What’s your Kombucha Personality?
- If you’re curious about kombucha and just want to try it without spending money on special equipment, start with the batch brew method.
- If you’re the spontaneous type and don’t want to be tied down to a strict bottling schedule, batch brewing will fit your lifestyle.
- If you like having the right tool for the job, and don’t mind spending money upfront on a new hobby, you’ll probably enjoy a continuous brew set up.
- If you can picture yourself faithfully bottling your kombucha the same day every week without fail, continuous brew is your thing.
How I brew my booch
I learned to brew kombucha by the batch method, and had my system down to a science. Then I got curious as to why someone would need any special equipment for brewing because it seemed like such a simple process to me. A friend of mine had a continuous brew crock (she had quit brewing because she couldn’t seem to fit it into her lifestyle) and she offered to let me try it out.
I was a little intimidated by the size and where to put a 3 gallon crock in my kitchen, but I gave it a try to compare it to my batch brewing. It makes wonderful booch, and I love the simplicity of just filling my kombucha bottles from the spigot. But I don’t like that if I miss bottling day, I have to dump it. Last month life got crazy and I neglected my booch for a few days. By the time I got around to checking on my crock, it was way past edible and I had to dump 2 gallons of booch.
This has happened several times to me, and I realize it’s just my personality and season of life. With 5 children, I can’t handle something in my life that requires a strict schedule! I’m using both methods right now because there are advantages to both (and I’m a crazy booch fanatic!), but I have to say my heart is in my batch brewing because it’s more forgiving of my busy days.
Now you’re ready to start!
If you are interested in continuous brew, this is the crock I use, with this lid.
If you want to get started today and try batch brewing, I walk you through my simple system here. After I taught my friend Rachel, she said,
“I always felt like keeping my kombucha happy was be too big of a commitment, but since learning your method I’ve streamlined my process to about 20 minutes a week, which is MUCH faster than before. With your instructions, someone could go from knowing nothing to having the perfect brew in a week to 10 days, with a streamlined process to incorporate tasty probiotics into their diet easily and painlessly.”
Would you like me to personally teach you my quick and easy kombucha system? My new ecourse, Kombucha Made Easy, walks you through step by step–doors open June 2019–get in now!

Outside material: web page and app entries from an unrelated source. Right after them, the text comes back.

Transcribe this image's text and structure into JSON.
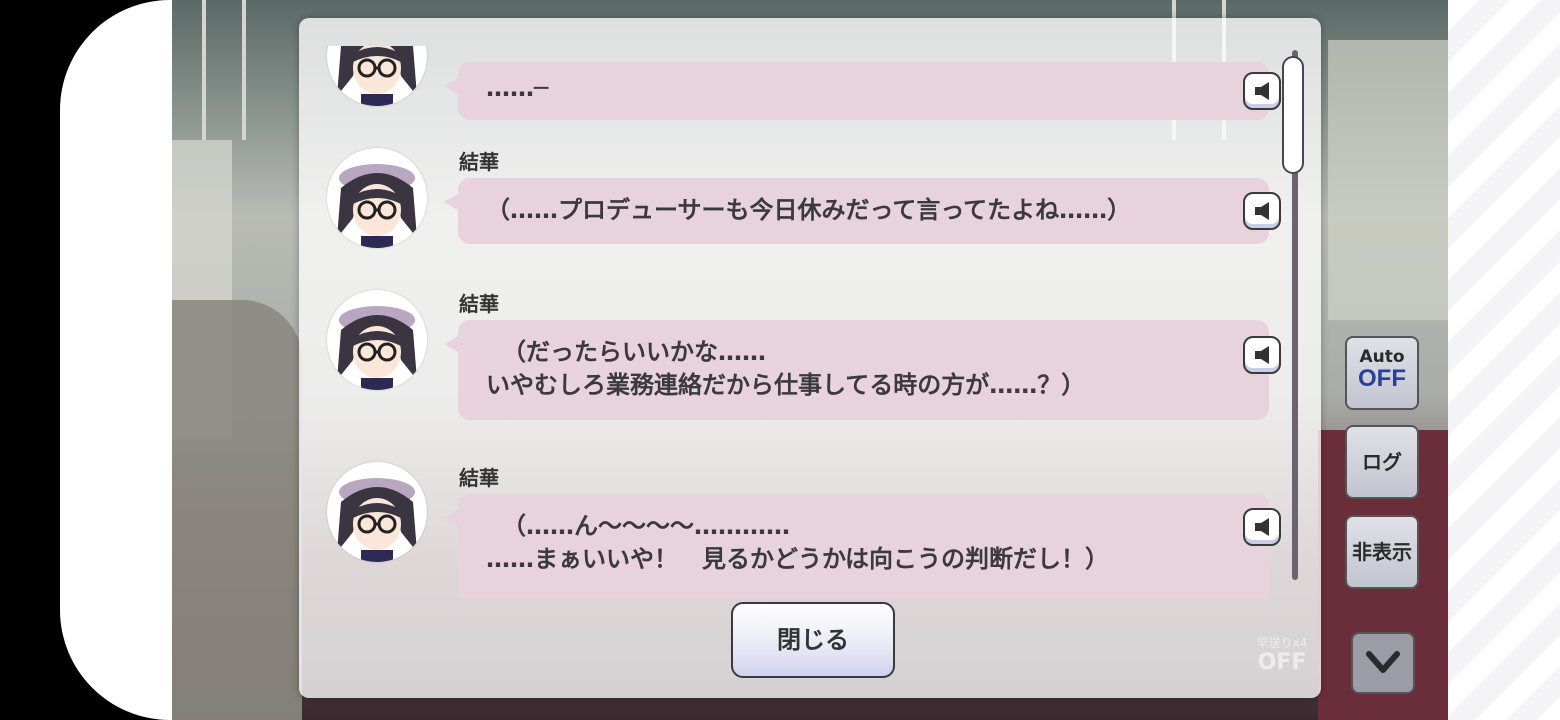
{
  "log_entries": [
    {
      "speaker": "",
      "lines": [
        "……─"
      ],
      "voice_icon": "speaker-icon"
    },
    {
      "speaker": "結華",
      "lines": [
        "（……プロデューサーも今日休みだって言ってたよね……）"
      ],
      "voice_icon": "speaker-icon"
    },
    {
      "speaker": "結華",
      "lines": [
        "（だったらいいかな……",
        "いやむしろ業務連絡だから仕事してる時の方が……？）"
      ],
      "voice_icon": "speaker-icon"
    },
    {
      "speaker": "結華",
      "lines": [
        "（……ん〜〜〜〜…………",
        "……まぁいいや！　見るかどうかは向こうの判断だし！）"
      ],
      "voice_icon": "speaker-icon"
    }
  ],
  "close_button": {
    "label": "閉じる"
  },
  "side_controls": {
    "auto_label": "Auto",
    "auto_state": "OFF",
    "log_label": "ログ",
    "hide_label": "非表示",
    "down_icon": "chevron-down-icon"
  },
  "fast_forward": {
    "label": "早送りx4",
    "state": "OFF"
  },
  "colors": {
    "bubble": "#e8d2dc",
    "auto_off": "#2a40a0"
  }
}
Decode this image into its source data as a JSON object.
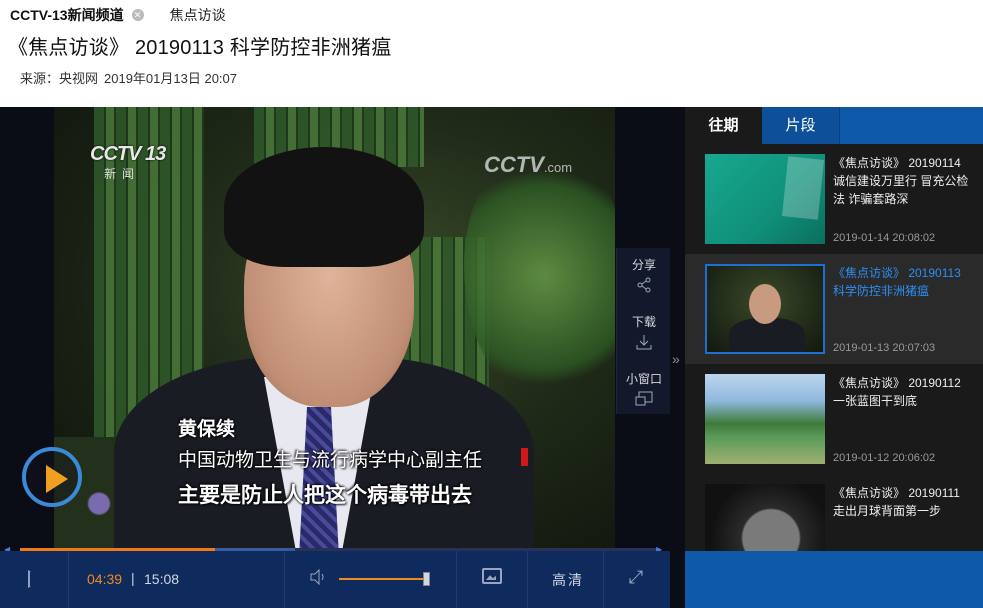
{
  "header": {
    "channel": "CCTV-13新闻频道",
    "close_icon": "close-icon",
    "column": "焦点访谈",
    "title": "《焦点访谈》 20190113 科学防控非洲猪瘟",
    "source_label": "来源：央视网",
    "datetime": "2019年01月13日 20:07"
  },
  "video": {
    "logo": "CCTV 13",
    "logo_sub": "新闻",
    "watermark": "CCTV",
    "watermark_suffix": ".com",
    "caption_name": "黄保续",
    "caption_role": "中国动物卫生与流行病学中心副主任",
    "subtitle": "主要是防止人把这个病毒带出去"
  },
  "actions": {
    "share": "分享",
    "download": "下载",
    "mini": "小窗口"
  },
  "controls": {
    "current_time": "04:39",
    "separator": "|",
    "total_time": "15:08",
    "quality": "高清",
    "progress_played": 0.305,
    "progress_buffered": 0.43,
    "volume": 0.95
  },
  "sidebar": {
    "tabs": [
      "往期",
      "片段"
    ],
    "items": [
      {
        "title": "《焦点访谈》 20190114 诚信建设万里行 冒充公检法 诈骗套路深",
        "date": "2019-01-14 20:08:02",
        "selected": false
      },
      {
        "title": "《焦点访谈》 20190113 科学防控非洲猪瘟",
        "date": "2019-01-13 20:07:03",
        "selected": true
      },
      {
        "title": "《焦点访谈》 20190112 一张蓝图干到底",
        "date": "2019-01-12 20:06:02",
        "selected": false
      },
      {
        "title": "《焦点访谈》 20190111 走出月球背面第一步",
        "date": "",
        "selected": false
      }
    ]
  },
  "colors": {
    "accent_orange": "#f08a20",
    "brand_blue": "#0e5aa8",
    "selected_blue": "#2d8ff0"
  }
}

If you already make kombucha, tell us which brewing system you use, and why?
How come you need to dump the kombucha when it’s just over a few days? Is there a reason that you can’t add more sugar to your secondary ferment to make it palatable again? I always add sugar to mine.
You can certainly do that if you still enjoy the flavor, Eve! I prefer not to add additional sugar, and find that even adding sugar doesn’t overcome the vinegar flavor its gone to long

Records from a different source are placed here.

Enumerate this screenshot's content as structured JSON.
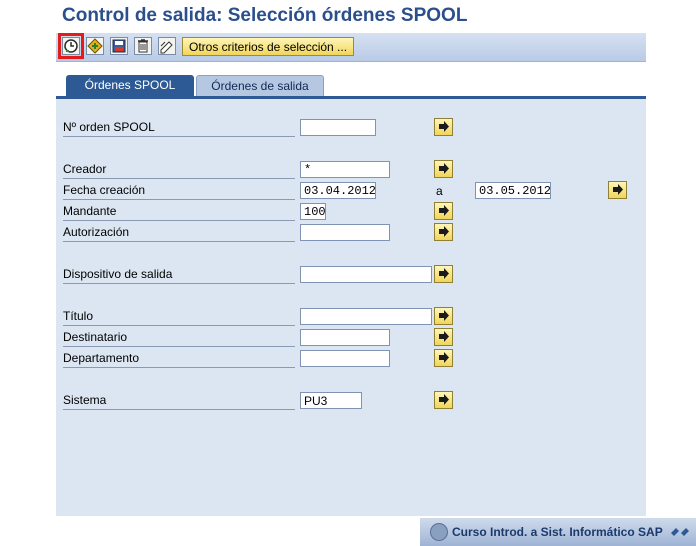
{
  "window": {
    "title": "Control de salida: Selección órdenes SPOOL"
  },
  "toolbar": {
    "execute_icon": "execute-clock-icon",
    "variant_icon": "get-variant-icon",
    "save_icon": "save-variant-icon",
    "delete_icon": "delete-icon",
    "edit_icon": "edit-icon",
    "criteria_label": "Otros criterios de selección ..."
  },
  "tabs": [
    {
      "label": "Órdenes SPOOL",
      "active": true
    },
    {
      "label": "Órdenes de salida",
      "active": false
    }
  ],
  "form": {
    "spool_no": {
      "label": "Nº orden SPOOL",
      "value": ""
    },
    "creator": {
      "label": "Creador",
      "value": "*"
    },
    "created_date": {
      "label": "Fecha creación",
      "from": "03.04.2012",
      "to_label": "a",
      "to": "03.05.2012"
    },
    "client": {
      "label": "Mandante",
      "value": "100"
    },
    "authorization": {
      "label": "Autorización",
      "value": ""
    },
    "output_device": {
      "label": "Dispositivo de salida",
      "value": ""
    },
    "title": {
      "label": "Título",
      "value": ""
    },
    "recipient": {
      "label": "Destinatario",
      "value": ""
    },
    "department": {
      "label": "Departamento",
      "value": ""
    },
    "system": {
      "label": "Sistema",
      "value": "PU3"
    }
  },
  "footer": {
    "text": "Curso Introd. a Sist. Informático SAP"
  },
  "colors": {
    "title": "#2b4f8c",
    "tab_active": "#2d5a94",
    "panel": "#dce6f2",
    "highlight": "#e21b1b"
  }
}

Kerry Teravskis says
I make mine as a batch and do 2 gallons at a time. I accidentally started with 32 cups water with my SCOBY and it’s starter, but it worked and tasted great. I use 6 black tea and 4 green, 2 cups sugar, and the 2 gallons of water with my SCOBY. I let it ferment for 14 days in my huge glass jar, covered and in a dark corner. When it’s time to process I do a second ferment – adding 1-2 tablespoons fruit (cherries, berries, grapes) and 1 teaspoon of sugar per 16 ounce of kombucha. I put this in smaller containers and place in a dark place. I burp them 3 times per day. After the third day I place all of them in the refrigerator. To restart the kombucha, I save 4 cups from old batch along with the SCOBY, plus the above mentioned ingredients. I love it! It’s flexible and even travels well – we just got back from a 2 week road trip and it went along.